### PROBLEM REQUIREMENTS
Below is a block of entries; repeat all of it exactly but omit the pictures.
**** RECORD EXCERPTS
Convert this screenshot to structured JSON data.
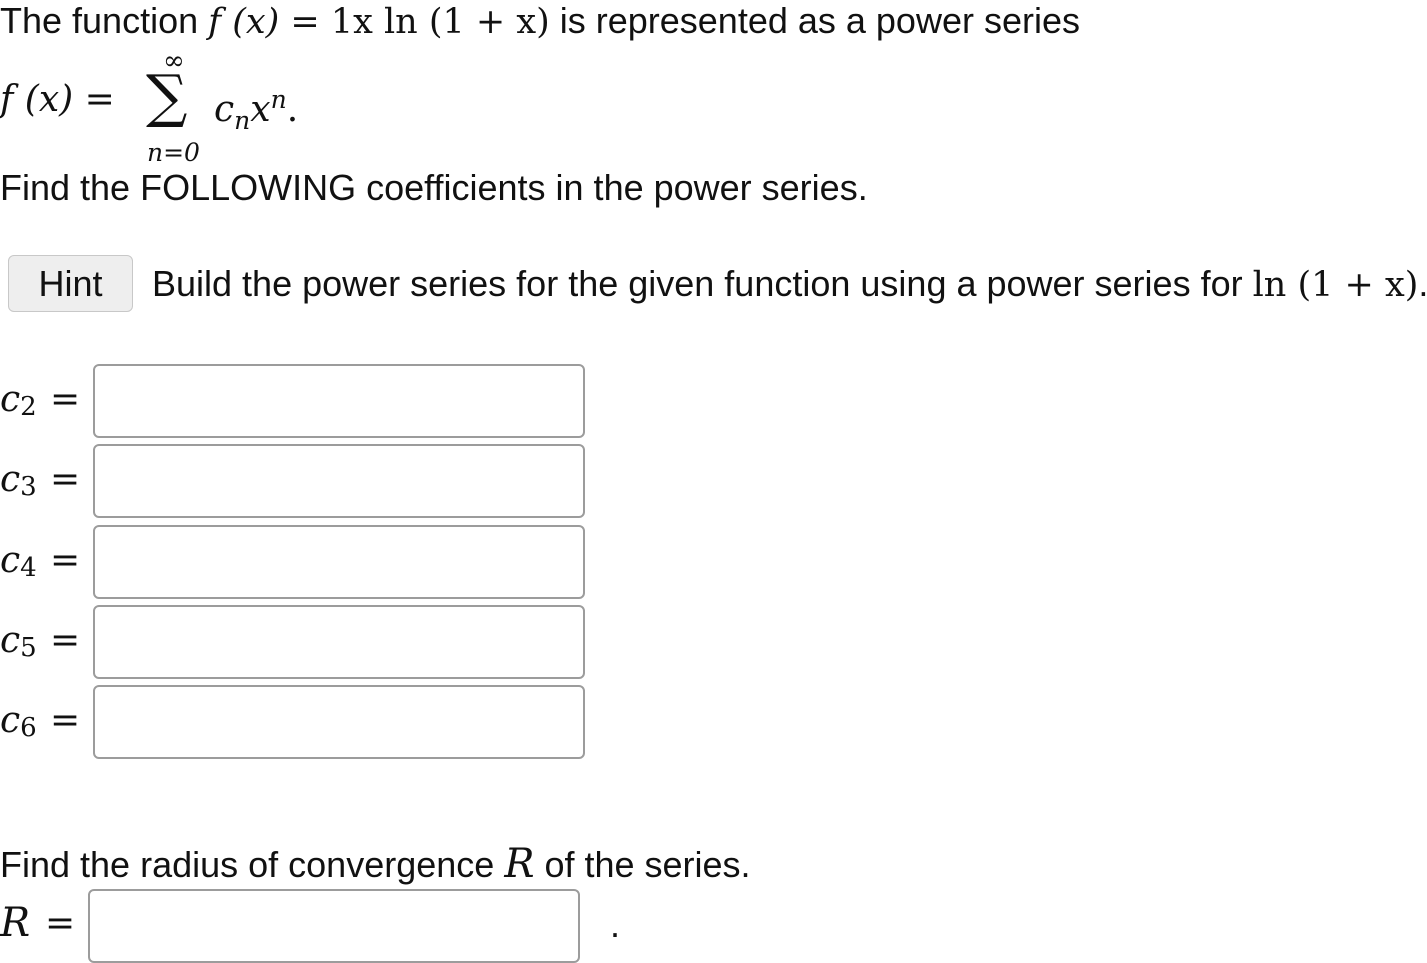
{
  "intro": {
    "prefix": "The function ",
    "func_lhs": "f (x) = ",
    "func_rhs": "1x ln (1 + x)",
    "suffix": " is represented as a power series"
  },
  "series": {
    "lhs": "f (x) = ",
    "sigma": "∑",
    "upper": "∞",
    "lower": "n=0",
    "coef": "c",
    "coef_sub": "n",
    "var": "x",
    "var_sup": "n",
    "end": "."
  },
  "find_following": "Find the FOLLOWING coefficients in the power series.",
  "hint": {
    "button_label": "Hint",
    "text_prefix": "Build the power series for the given function using a power series for ",
    "math": "ln (1 + x)",
    "text_suffix": "."
  },
  "coefficients": [
    {
      "symbol": "c",
      "index": "2",
      "equals": "=",
      "value": ""
    },
    {
      "symbol": "c",
      "index": "3",
      "equals": "=",
      "value": ""
    },
    {
      "symbol": "c",
      "index": "4",
      "equals": "=",
      "value": ""
    },
    {
      "symbol": "c",
      "index": "5",
      "equals": "=",
      "value": ""
    },
    {
      "symbol": "c",
      "index": "6",
      "equals": "=",
      "value": ""
    }
  ],
  "radius": {
    "prompt_prefix": "Find the radius of convergence ",
    "symbol": "R",
    "prompt_suffix": " of the series.",
    "label": "R",
    "equals": "=",
    "value": "",
    "period": "."
  }
}
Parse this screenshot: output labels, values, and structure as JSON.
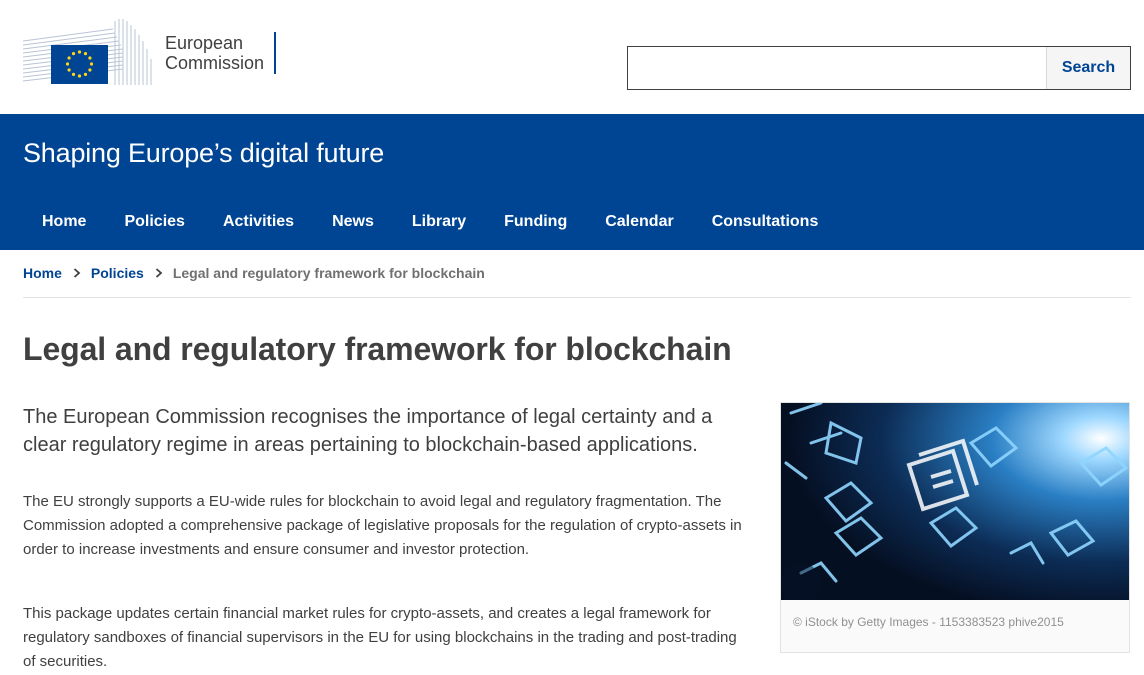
{
  "header": {
    "logo_line1": "European",
    "logo_line2": "Commission",
    "search_placeholder": "",
    "search_label": "Search"
  },
  "site": {
    "name": "Shaping Europe’s digital future"
  },
  "nav": {
    "items": [
      {
        "label": "Home"
      },
      {
        "label": "Policies"
      },
      {
        "label": "Activities"
      },
      {
        "label": "News"
      },
      {
        "label": "Library"
      },
      {
        "label": "Funding"
      },
      {
        "label": "Calendar"
      },
      {
        "label": "Consultations"
      }
    ]
  },
  "breadcrumb": {
    "items": [
      {
        "label": "Home"
      },
      {
        "label": "Policies"
      }
    ],
    "current": "Legal and regulatory framework for blockchain"
  },
  "page": {
    "title": "Legal and regulatory framework for blockchain",
    "lead": "The European Commission recognises the importance of legal certainty and a clear regulatory regime in areas pertaining to blockchain-based applications.",
    "paragraphs": [
      "The EU strongly supports a EU-wide rules for blockchain to avoid legal and regulatory fragmentation. The Commission adopted a comprehensive package of legislative proposals for the regulation of crypto-assets in order to increase investments and ensure consumer and investor protection.",
      "This package updates certain financial market rules for crypto-assets, and creates a legal framework for regulatory sandboxes of financial supervisors in the EU for using blockchains in the trading and post-trading of securities."
    ],
    "image_caption": "© iStock by Getty Images - 1153383523 phive2015"
  },
  "colors": {
    "brand_blue": "#004494",
    "text": "#404040",
    "muted": "#707070"
  }
}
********
### ANSWER SECTION
Convert this screenshot to structured JSON data.
{
  "intro": {
    "prefix": "The function ",
    "func_lhs": "f (x) = ",
    "func_rhs": "1x ln (1 + x)",
    "suffix": " is represented as a power series"
  },
  "series": {
    "lhs": "f (x) = ",
    "sigma": "∑",
    "upper": "∞",
    "lower": "n=0",
    "coef": "c",
    "coef_sub": "n",
    "var": "x",
    "var_sup": "n",
    "end": "."
  },
  "find_following": "Find the FOLLOWING coefficients in the power series.",
  "hint": {
    "button_label": "Hint",
    "text_prefix": "Build the power series for the given function using a power series for ",
    "math": "ln (1 + x)",
    "text_suffix": "."
  },
  "coefficients": [
    {
      "symbol": "c",
      "index": "2",
      "equals": "=",
      "value": ""
    },
    {
      "symbol": "c",
      "index": "3",
      "equals": "=",
      "value": ""
    },
    {
      "symbol": "c",
      "index": "4",
      "equals": "=",
      "value": ""
    },
    {
      "symbol": "c",
      "index": "5",
      "equals": "=",
      "value": ""
    },
    {
      "symbol": "c",
      "index": "6",
      "equals": "=",
      "value": ""
    }
  ],
  "radius": {
    "prompt_prefix": "Find the radius of convergence ",
    "symbol": "R",
    "prompt_suffix": " of the series.",
    "label": "R",
    "equals": "=",
    "value": "",
    "period": "."
  }
}
Parse this screenshot: output labels, values, and structure as JSON.
{
  "header": {
    "logo_line1": "European",
    "logo_line2": "Commission",
    "search_placeholder": "",
    "search_label": "Search"
  },
  "site": {
    "name": "Shaping Europe’s digital future"
  },
  "nav": {
    "items": [
      {
        "label": "Home"
      },
      {
        "label": "Policies"
      },
      {
        "label": "Activities"
      },
      {
        "label": "News"
      },
      {
        "label": "Library"
      },
      {
        "label": "Funding"
      },
      {
        "label": "Calendar"
      },
      {
        "label": "Consultations"
      }
    ]
  },
  "breadcrumb": {
    "items": [
      {
        "label": "Home"
      },
      {
        "label": "Policies"
      }
    ],
    "current": "Legal and regulatory framework for blockchain"
  },
  "page": {
    "title": "Legal and regulatory framework for blockchain",
    "lead": "The European Commission recognises the importance of legal certainty and a clear regulatory regime in areas pertaining to blockchain-based applications.",
    "paragraphs": [
      "The EU strongly supports a EU-wide rules for blockchain to avoid legal and regulatory fragmentation. The Commission adopted a comprehensive package of legislative proposals for the regulation of crypto-assets in order to increase investments and ensure consumer and investor protection.",
      "This package updates certain financial market rules for crypto-assets, and creates a legal framework for regulatory sandboxes of financial supervisors in the EU for using blockchains in the trading and post-trading of securities."
    ],
    "image_caption": "© iStock by Getty Images - 1153383523 phive2015"
  },
  "colors": {
    "brand_blue": "#004494",
    "text": "#404040",
    "muted": "#707070"
  }
}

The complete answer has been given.